 With a contentious confirmation process just ended, it’s time to take a break and consider experiments around the globe with direct democracy and citizen engagement using online platforms to define public problems, suggest legislation and elect political leaders.

With a contentious confirmation process just ended, it’s time to take a break and consider experiments around the globe with direct democracy and citizen engagement using online platforms to define public problems, suggest legislation and elect political leaders.

With Brett Kavanaugh sitting on the Supreme Court and political ads flooding the airwaves before the November 6 midterm election, it’s time to take a deep breath and consider innovation in government, including the direct democracy experiment underway in Italy. It could be the next disruptive idea to invade our own political landscape.

Understanding the Italian political scene is not easy or obvious. At the moment, Italy’s ruling coalition government is led by a group of parliamentarians nominated and elected online under the political slogan, “Participate, don’t delegate.”  They are members of the Five-Star Movement (M5S), a political party started in 2009 by a comedian, a blogger and a web strategist.

In March elections this year, M5S won the largest share of votes (38 percent) because of its populist appeal and attraction to young voters. It is reportedly the first time an Internet-based movement has gained political power. Its success wouldn’t have been conceivable without the advance of technology

One of the new government’s first moves was to appoint Riccardo Fraccaro as perhaps the world’s first minister of direct democracy. As reported in the Washington Post, Fraccaro said, “Citizens must be granted the same possibility to actively intervene in the process of managing and administrating public goods as normally carried out by their elected representatives.” In a partyocracy, he added, elected officials hoard decision-making at the expense of the “public will.” 

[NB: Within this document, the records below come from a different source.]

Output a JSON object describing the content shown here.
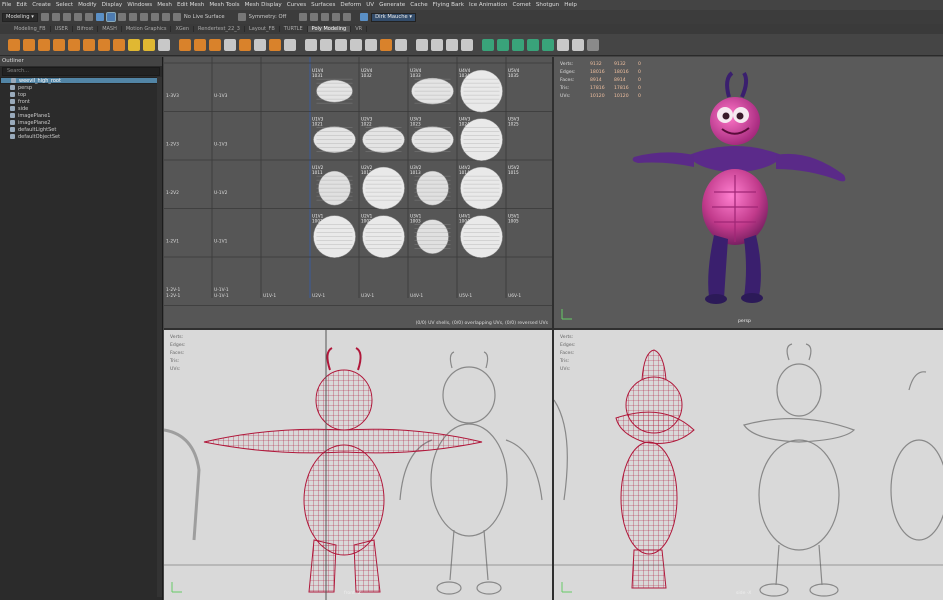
{
  "menubar": {
    "items": [
      "File",
      "Edit",
      "Create",
      "Select",
      "Modify",
      "Display",
      "Windows",
      "Mesh",
      "Edit Mesh",
      "Mesh Tools",
      "Mesh Display",
      "Curves",
      "Surfaces",
      "Deform",
      "UV",
      "Generate",
      "Cache",
      "Flying Bark",
      "Ice Animation",
      "Comet",
      "Shotgun",
      "Help"
    ]
  },
  "statusline": {
    "workspace": "Modeling",
    "live_surface": "No Live Surface",
    "symmetry": "Symmetry: Off",
    "camera": "Dirk Mauche"
  },
  "shelf_tabs": {
    "items": [
      "Modeling_FB",
      "USER",
      "Bifrost",
      "MASH",
      "Motion Graphics",
      "XGen",
      "Rendertest_22_3",
      "Layout_FB",
      "TURTLE",
      "Poly Modeling",
      "VR"
    ],
    "active": "Poly Modeling"
  },
  "outliner": {
    "title": "Outliner",
    "search_placeholder": "Search...",
    "items": [
      {
        "label": "weevil_high_root",
        "selected": true
      },
      {
        "label": "persp",
        "selected": false
      },
      {
        "label": "top",
        "selected": false
      },
      {
        "label": "front",
        "selected": false
      },
      {
        "label": "side",
        "selected": false
      },
      {
        "label": "imagePlane1",
        "selected": false
      },
      {
        "label": "imagePlane2",
        "selected": false
      },
      {
        "label": "defaultLightSet",
        "selected": false
      },
      {
        "label": "defaultObjectSet",
        "selected": false
      }
    ]
  },
  "uv_editor": {
    "row_labels": [
      "1-3V3",
      "1-2V3",
      "1-2V2",
      "1-2V1",
      "1-2V-1"
    ],
    "col_labels": [
      "U-1V3",
      "U-1V3",
      "U-1V2",
      "U-1V1",
      "U-1V-1"
    ],
    "tile_labels": [
      [
        "U1V4 1031",
        "U2V4 1032",
        "U3V4 1033",
        "U4V4 1034",
        "U5V4 1035",
        "U6V4 1036"
      ],
      [
        "U1V3 1021",
        "U2V3 1022",
        "U3V3 1023",
        "U4V3 1024",
        "U5V3 1025",
        "U6V3 1026"
      ],
      [
        "U1V2 1011",
        "U2V2 1012",
        "U3V2 1013",
        "U4V2 1014",
        "U5V2 1015",
        "U6V2 1016"
      ],
      [
        "U1V1 1001",
        "U2V1 1002",
        "U3V1 1003",
        "U4V1 1004",
        "U5V1 1005",
        "U6V1 1006"
      ]
    ],
    "bottom_labels": [
      "1-2V-1",
      "U-1V-1",
      "U1V-1",
      "U2V-1",
      "U3V-1",
      "U4V-1",
      "U5V-1",
      "U6V-1"
    ],
    "status": "(0/0) UV shells, (0/0) overlapping UVs, (0/0) reversed UVs"
  },
  "hud": {
    "rows": [
      {
        "k": "Verts:",
        "a": "9132",
        "b": "9132",
        "c": "0"
      },
      {
        "k": "Edges:",
        "a": "18016",
        "b": "18016",
        "c": "0"
      },
      {
        "k": "Faces:",
        "a": "8914",
        "b": "8914",
        "c": "0"
      },
      {
        "k": "Tris:",
        "a": "17816",
        "b": "17816",
        "c": "0"
      },
      {
        "k": "UVs:",
        "a": "10120",
        "b": "10120",
        "c": "0"
      }
    ],
    "light_rows": [
      "Verts:",
      "Edges:",
      "Faces:",
      "Tris:",
      "UVs:"
    ]
  },
  "viewports": {
    "persp_label": "persp",
    "front_label": "front -Z",
    "side_label": "side -X"
  },
  "colors": {
    "wire": "#b0173a",
    "character_body": "#c13a8b",
    "character_dark": "#3a1f6e",
    "selection": "#5285a6"
  }
}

Through referenda, public petitions and initiatives, Fraccaro sees direct democracy guiding policymaking alongside representative government “to give real, authentic sovereignty to the citizens.” The Five-Star Movement exists on an online platform called Rousseau, an Enlightenment-era philosopher who influenced the French Revolution and believed in citizen involvement in politics as a wedge against tyranny.

The Five-Star Movement appears to be more than a protest of governmental process, as reflected by its coalition partner, the right-wing League party, best known for its anti-immigration positions. The Five-Star Movement leader is Luigi Di Maio, who is 32 years old and the son of a member of the neo-fascist Italian Social Movement.

The early months of the coalition’s time in power have unsettled more traditional political players with calls for both a tax cut and universal basic income for Italians, despite Italy’s long-term debt that stands at 130 percent of its GDP. However, the direct democracy experiment has spurred the European Union to reduce the signature threshold for citizen-proposed legislation. The next step would be to institutionalize a role for citizen engagement, possibly a Citizens’ Assembly with a role in reviewing what is passed by the European Parliament.

Nathan Gardels, editor of The World Post, notes other direct democracy experiments around the world. One is crowdlaw, an intelligence gathering platform intended to help government officials engage with citizens in use in diverse countries such as Iceland and India.

Taiwan has employed an online platform to form citizen working groups that define public problems and identify possible solutions. “In more than 80 percent of cases, publicly defined issues have led to government action. So far, 26 national issues, including the regulation of Uber, telemedicine and online education, have been discussed with more than 200,000 participants.”

Steps toward direct democracy would undoubtedly alarm another Enlightenment-era political thinker, James Madison. He believed populist passions could overwhelm the cool restraint of deliberative reason. “In all very numerous assemblies, of whatever characters composed, passion never fails to wrest the scepter from reason,” Madison wrote in one of the Federalist Papers. “A pure democracy, by which I mean a society consisting of a small number of citizens, who assemble and administer the government in person, can admit of no cure for the mischiefs of faction.”

Madison and other Founding Fathers lived in a time before telecommunications, jet airplanes and the internet, which have altered perceptions about representative government and direct democracy. The hot-plate Kavanaugh confirmation process, whether you view it as a circus or a sham, is likely to kindle more thoughts about the role of citizens in a government, of which George Washington once described the “senatorial saucer” to cool the passions of the directly elected members of the House.